→ **Directions for this task**:
A single figure is wanted: the count of lines below containing the string "page".

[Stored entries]

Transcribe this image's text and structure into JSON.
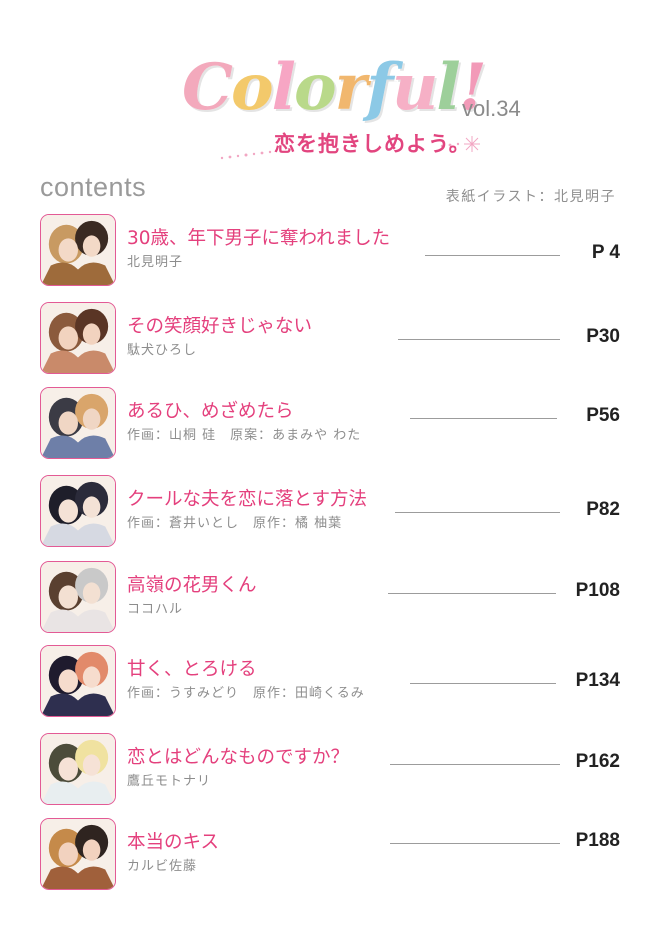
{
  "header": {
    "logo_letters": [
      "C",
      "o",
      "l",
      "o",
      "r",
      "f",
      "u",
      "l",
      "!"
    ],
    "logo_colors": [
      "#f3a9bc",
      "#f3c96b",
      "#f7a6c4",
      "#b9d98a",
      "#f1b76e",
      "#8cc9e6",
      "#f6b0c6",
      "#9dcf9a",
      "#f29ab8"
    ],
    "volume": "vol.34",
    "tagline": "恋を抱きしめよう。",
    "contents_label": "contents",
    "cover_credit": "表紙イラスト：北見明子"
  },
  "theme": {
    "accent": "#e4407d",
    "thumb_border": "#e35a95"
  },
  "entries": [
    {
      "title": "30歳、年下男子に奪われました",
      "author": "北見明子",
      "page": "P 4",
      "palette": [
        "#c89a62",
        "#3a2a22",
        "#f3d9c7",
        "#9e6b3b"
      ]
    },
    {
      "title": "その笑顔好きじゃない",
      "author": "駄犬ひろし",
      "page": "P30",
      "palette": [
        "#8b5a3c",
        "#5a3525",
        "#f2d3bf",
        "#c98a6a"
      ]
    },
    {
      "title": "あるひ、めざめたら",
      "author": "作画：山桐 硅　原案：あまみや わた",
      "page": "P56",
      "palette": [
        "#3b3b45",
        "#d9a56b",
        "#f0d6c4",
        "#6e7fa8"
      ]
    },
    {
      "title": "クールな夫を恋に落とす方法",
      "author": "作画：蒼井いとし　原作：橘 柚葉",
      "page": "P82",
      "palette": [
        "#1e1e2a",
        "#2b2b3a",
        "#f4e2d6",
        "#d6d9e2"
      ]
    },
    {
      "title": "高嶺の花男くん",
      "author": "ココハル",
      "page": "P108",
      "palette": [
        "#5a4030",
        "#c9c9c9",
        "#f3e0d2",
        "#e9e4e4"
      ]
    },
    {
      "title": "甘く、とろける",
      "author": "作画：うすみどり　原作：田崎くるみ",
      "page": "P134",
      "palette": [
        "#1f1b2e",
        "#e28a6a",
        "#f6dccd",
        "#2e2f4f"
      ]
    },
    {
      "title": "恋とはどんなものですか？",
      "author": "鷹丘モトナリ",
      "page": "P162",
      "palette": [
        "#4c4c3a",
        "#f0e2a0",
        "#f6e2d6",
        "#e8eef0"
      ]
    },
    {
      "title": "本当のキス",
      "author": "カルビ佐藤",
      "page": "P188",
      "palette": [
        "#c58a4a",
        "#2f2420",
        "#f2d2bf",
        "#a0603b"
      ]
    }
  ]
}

→ **Exercise solution**:
8